On March 29th, I published a piece about graphic sexual content being used in high school English classrooms in Leander Independent School District (LISD), just outside of Austin, Texas. In the wake of the story, many readers were left wondering how pornographic literature could possibly find its way into a public school curriculum, and why, once it was discovered, did parents have to fight such a fierce battle to remove it?
Testimony from anonymous teachers during an April 8th school board meeting may provide some clues as to how this happened in Leander, and shed some light on how similar radical changes to curricula are being enforced elsewhere. (Video of the testimonies starts at about minute 16.)
A quick recap of the LISD saga:
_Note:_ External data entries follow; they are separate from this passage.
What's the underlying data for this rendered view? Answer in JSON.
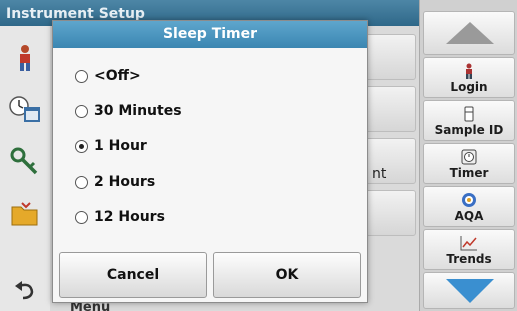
{
  "screen": {
    "title": "Instrument Setup",
    "row3_partial": "nt",
    "bottom_partial": "Menu"
  },
  "dialog": {
    "title": "Sleep Timer",
    "options": [
      {
        "label": "<Off>",
        "selected": false
      },
      {
        "label": "30 Minutes",
        "selected": false
      },
      {
        "label": "1 Hour",
        "selected": true
      },
      {
        "label": "2 Hours",
        "selected": false
      },
      {
        "label": "12 Hours",
        "selected": false
      }
    ],
    "cancel_label": "Cancel",
    "ok_label": "OK"
  },
  "sidebar": {
    "login": "Login",
    "sample_id": "Sample ID",
    "timer": "Timer",
    "aqa": "AQA",
    "trends": "Trends"
  },
  "colors": {
    "title_bar": "#3b86b1",
    "nav_arrow_down": "#3a8fd0",
    "nav_arrow_up": "#9a9a9a"
  }
}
In fall of 2020, according to LISD English teachers, a small group of LISD administrators made the nearly-unilateral decision to deemphasize traditional cannon literature in favor of more “diverse,” contemporary literature, which featured what many parents complained were “adult themes.” Passages in the books included graphic depictions of gang rape and references to strap-on sex toys, masturbation and ejaculation. Some of the most violent and graphic scenes involved incest and depictions of the abuse of minors, including prepubescent children. One graphic novel included demeaning images of nude women engaged in sex acts, including one on a dog leash and another being coerced at gunpoint.
Upon learning of the content, parents complained vociferously, but were met with protest from a small group of activist teachers. In addition to being called “racists,” “homophobes,” “religious zealots,” and “bigots” for questioning the age appropriateness of the books, some of the parents who voiced their dissent received anonymous cardboard penises at their homes with Christian iconography (ex: “He has risen”). Others received pornography subscriptions to their personal emails featuring beastiality, still others received putrid food items and dead animals on their doorsteps.